It seems the new Syrian coalition is having a huge success and is making strides in what has already been called the “Doha Process”. The UK has been the ninth country to grant the group full recognition, together with the Gulf States, Turkey, France and Italy. Other international actors have stopped short of recognising the group as a Government in-waiting or the sole representative of the Syrian opposition: that has been the stance chosen by both the EU and the United States. Qatar, France and the UK have even asked the opposition to appoint an ambassador to the country, a perfect first step towards an enhanced representation throughout the world.
Why some authorities have doubts when it comes to give the final push to the body? First of all, probably because it is still too soon: recognition comes hand in hand with responsibilities, and the group hasn’t still achieved anything near of coordinated military action. The new authorities have been accused of being too distant from the real fighters, and thus of ultimately be actually based outside of Syria. This sort of Government in exile in the offing has to show it is able to really represent Syria within Syria, that is to say, to show it is able to improve and manage its relations with the rebels on the front lines.
They also have to represent the views all regions and all groups, particularly of all minorities. That seems not the be the case of the Allawite community (Assad himself is an Allawite and most members of this group have been direly persecuted and fear further reprisals in case of an overthrow), even though 5% of seats in the body have been set aside for representatives of the Allawites. That also seems not to be the case of the Kurdish community, which however are taking advantage of the conflict to fulfill their dream of greater autonomy in the new scenario that will arise after Assad is toppled. Indeed, several forces decided not participate in the Doha conference, such as the National Conference to Save Syria, the Syrian Democratic Platform and the Kurdish National Council, among others. Indeed, the Coalition is driven by sectarian interests, better represents sectarian interests of its foreign supports (notably Sunni countries vs Shias) than it does actual Syrians, while it alienates other minority groups, and that does further encourage the “Lebanization” of Syria. Minorities are logically fearful of a Syrian state under a Muslim Brotherhood or Salafist regime backed by conservative Arab Gulf states. The possibility of a Turkey-lead transition, for its part, keep Kurds away from the Syrian opposition.

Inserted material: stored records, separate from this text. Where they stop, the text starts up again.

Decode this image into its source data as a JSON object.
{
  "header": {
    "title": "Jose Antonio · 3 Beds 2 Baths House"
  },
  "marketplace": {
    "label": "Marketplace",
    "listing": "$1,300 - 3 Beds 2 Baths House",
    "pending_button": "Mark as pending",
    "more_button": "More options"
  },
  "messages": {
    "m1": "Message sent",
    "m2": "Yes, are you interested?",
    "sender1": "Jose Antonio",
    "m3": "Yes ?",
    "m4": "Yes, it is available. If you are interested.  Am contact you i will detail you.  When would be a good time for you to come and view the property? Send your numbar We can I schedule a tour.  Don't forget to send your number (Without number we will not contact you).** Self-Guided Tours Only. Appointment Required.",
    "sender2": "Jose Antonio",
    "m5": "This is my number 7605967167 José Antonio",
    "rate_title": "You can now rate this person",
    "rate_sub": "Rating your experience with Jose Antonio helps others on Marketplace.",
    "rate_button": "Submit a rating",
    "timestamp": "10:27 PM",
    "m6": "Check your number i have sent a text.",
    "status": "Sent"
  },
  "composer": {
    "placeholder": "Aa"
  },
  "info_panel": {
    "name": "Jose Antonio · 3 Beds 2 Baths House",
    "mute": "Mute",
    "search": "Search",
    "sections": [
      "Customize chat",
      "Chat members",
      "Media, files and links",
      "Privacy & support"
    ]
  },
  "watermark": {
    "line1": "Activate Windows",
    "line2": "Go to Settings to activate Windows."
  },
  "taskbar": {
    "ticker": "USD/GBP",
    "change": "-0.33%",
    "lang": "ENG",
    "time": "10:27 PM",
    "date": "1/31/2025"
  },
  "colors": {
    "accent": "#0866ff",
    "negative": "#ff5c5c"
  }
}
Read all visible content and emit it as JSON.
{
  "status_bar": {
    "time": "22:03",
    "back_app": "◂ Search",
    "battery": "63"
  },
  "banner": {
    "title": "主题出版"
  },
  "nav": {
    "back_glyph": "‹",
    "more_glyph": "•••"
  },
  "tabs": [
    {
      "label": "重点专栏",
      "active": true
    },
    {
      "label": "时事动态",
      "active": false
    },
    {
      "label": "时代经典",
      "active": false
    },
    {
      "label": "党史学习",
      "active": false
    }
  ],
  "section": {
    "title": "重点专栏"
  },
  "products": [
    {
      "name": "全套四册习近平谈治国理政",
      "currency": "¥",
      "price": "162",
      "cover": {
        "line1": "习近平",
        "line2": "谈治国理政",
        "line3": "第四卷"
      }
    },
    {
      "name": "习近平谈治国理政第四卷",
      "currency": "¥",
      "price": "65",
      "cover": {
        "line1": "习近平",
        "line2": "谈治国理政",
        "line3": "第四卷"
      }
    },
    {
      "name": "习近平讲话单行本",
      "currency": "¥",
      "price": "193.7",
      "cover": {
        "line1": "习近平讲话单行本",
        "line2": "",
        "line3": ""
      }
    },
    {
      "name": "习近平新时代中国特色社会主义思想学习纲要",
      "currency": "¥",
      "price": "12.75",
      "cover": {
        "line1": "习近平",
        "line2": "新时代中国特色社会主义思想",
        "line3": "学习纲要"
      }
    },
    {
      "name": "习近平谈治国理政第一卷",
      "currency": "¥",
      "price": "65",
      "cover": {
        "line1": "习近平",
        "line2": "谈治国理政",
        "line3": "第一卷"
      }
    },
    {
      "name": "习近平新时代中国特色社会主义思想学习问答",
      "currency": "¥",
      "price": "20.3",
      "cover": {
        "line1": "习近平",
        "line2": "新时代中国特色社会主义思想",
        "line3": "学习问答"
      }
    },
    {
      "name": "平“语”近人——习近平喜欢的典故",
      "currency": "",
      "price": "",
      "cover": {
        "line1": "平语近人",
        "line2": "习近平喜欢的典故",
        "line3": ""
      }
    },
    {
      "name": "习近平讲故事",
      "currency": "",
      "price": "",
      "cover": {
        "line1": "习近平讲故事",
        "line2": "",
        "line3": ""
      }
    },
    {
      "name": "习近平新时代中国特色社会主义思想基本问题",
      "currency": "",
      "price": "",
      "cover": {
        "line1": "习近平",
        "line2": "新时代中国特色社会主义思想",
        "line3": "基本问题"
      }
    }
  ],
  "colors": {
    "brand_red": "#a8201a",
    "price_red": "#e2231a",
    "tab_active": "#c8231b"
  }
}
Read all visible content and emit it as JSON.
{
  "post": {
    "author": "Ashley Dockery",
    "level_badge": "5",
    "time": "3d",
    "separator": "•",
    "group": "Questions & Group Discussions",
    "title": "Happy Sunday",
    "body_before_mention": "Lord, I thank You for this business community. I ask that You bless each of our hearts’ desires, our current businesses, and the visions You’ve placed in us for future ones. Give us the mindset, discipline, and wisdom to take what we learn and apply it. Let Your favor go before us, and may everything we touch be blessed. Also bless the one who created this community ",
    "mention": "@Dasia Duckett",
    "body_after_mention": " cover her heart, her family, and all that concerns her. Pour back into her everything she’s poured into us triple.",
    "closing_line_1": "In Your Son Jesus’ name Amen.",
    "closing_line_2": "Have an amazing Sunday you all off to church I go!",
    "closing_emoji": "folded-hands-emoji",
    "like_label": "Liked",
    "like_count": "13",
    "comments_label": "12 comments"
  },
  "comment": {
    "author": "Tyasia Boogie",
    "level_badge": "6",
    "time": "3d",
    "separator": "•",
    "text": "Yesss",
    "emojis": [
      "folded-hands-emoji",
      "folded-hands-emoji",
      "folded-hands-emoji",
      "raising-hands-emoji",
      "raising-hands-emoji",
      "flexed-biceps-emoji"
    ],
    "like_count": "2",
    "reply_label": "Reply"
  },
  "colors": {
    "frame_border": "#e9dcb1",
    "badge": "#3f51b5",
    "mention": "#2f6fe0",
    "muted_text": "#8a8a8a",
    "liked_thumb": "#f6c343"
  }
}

Another issue is “haunting” the international community in this respect: what can be done to respect the “Geneva communique” (a key document signed by all permanent members of the Security Council back in June, whereby the new opposition should include elements of the current regime, figures that however cannot have blood in their hands)?